Kayaking Offers Low-impact Exercise, Opportunity to Connect with Nature
Jun 30, 2019 12:21PM
By Kathleen Ganster
Cathy Kentzel enjoys kayaking with friends and family—and even her pets—but she also appreciates kayaking alone.
“It’s a peaceful time that provides a different prospective and environment,” said the owner of The Barnard House bed-and-breakfast in Emlenton, PA.
A kayaker for over 26 years, Kentzel is quick to point out the advantages of the sport.
“Recreation is one of Pennsylvania’s best assets. Folks travel to Pennsylvania to enjoy the many rivers, lakes and streams. Kayaking is a safe and fun activity that takes minimal skill unless you are a thrill seeker and prefer whitewater,” she said.
For those not in the know, kayaking is a boating sport similar to canoeing, but the kayak sits lower in the water and kayakers use a double-sided paddle. There are various types of kayaking including whitewater kayaking, sea kayaking and river or lake kayaking. Additionally, there are various types of kayaks including single and double kayaks and sit-on-top and inflatable versions.

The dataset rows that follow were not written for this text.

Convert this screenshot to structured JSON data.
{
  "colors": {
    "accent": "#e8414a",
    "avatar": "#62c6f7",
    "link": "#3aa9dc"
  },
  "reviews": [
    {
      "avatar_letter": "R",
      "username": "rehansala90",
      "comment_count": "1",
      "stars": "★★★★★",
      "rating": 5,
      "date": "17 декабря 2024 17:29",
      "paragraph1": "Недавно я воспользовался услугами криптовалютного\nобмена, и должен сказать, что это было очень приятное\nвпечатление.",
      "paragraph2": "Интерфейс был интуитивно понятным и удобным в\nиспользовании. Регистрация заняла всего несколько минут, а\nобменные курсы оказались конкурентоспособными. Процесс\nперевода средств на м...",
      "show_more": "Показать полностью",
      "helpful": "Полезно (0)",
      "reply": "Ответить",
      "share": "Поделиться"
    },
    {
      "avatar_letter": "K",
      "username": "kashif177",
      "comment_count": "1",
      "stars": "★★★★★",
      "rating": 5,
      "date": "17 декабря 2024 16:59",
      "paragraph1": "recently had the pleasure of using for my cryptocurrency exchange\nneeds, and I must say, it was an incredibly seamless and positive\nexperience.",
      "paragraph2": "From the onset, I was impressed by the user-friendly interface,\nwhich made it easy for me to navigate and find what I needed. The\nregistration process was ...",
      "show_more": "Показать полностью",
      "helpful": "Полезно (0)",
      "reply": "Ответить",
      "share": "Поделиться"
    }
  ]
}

Kentzel, a former Pittsburgh resident now living in Emlenton Borough, doesn’t have to travel far to enjoy kayaking.
“The Allegheny (River) flows past our door, so most often we kayak on this body of water,” she said. “But there are so many areas in northwestern Pennsylvania. Lakes are the best place to start since there is no current.”
Kentzel and her family own a B & B, so she recognizes the benefits that kayaking brings to the economy. “Communities along rivers are feeling the economic impact as folks travel and experience kayaking, biking and hiking,” she said.
According to Samone Riddle, communications manager for Venture Outdoors and Kayak Pittsburgh, kayaking is a sport and culture that has been steadily growing for the past few years. “More and more people are trying kayaking for the first time as well as purchasing their own kayaks,” she said.
One reason for the popularity of kayaking is that it appeals to all skill levels.
“Similar to biking, kayaking can be as intense or as relaxing as you make it, so it is both accessible and adventurous,” Riddle said.
Kayak Pittsburgh offers locations on the North Shore, North Park and the Aspinwall Riverfront Park, making it easy for people who want to try kayaking for the first time to find help.
“You’ll be fitted with a PFD (personal flotation device), a paddle, and be given a quick how-to. You'll be paddling along the water in no time,” said Riddle.
L.L. Bean, Inc. has also seen an increase in kayakers in the last few years. Outdoor Program and Outreach Coordinator Macy Bethge explained the appeal of the sport.
“One of the reasons that I think kayaking has grown so much and continues to grow is because it is accessible to just about anyone,” she said. “I see solo kayakers, tandem kayakers, families, people young and old. Kayaking is a low-impact activity, so it is a great form of exercise.”
Bethge suggest that beginners take a class if they’re first dipping into the sport.
“We recommend getting started by getting out on the water, and the easiest way to do that is by taking a class with experienced instructors who can get you comfortable. Our Kayaking Discovery Course is a great way to learn basic paddling techniques and safety skills,” she said.
Both Kayak Pittsburgh and L.L. Bean offer meetups, public trips and groups and other gatherings which are a great way to exercise and socialize.
“Sojourns are great to meet new folks with the same love of kayaking,” Kentzel said.
It is a sport that Kentzel loves. “The exposure and benefits of being with nature are life-changing,” she said.
For more information on Kayak Pittsburgh and Venture Outdoors including classes, groups and meetups, visit https://www.ventureoutdoors.org. More information about L.L. Bean can be found at https://www.llbean.com. The Barnard House can be reached at https://www.thebarnardhouse.com.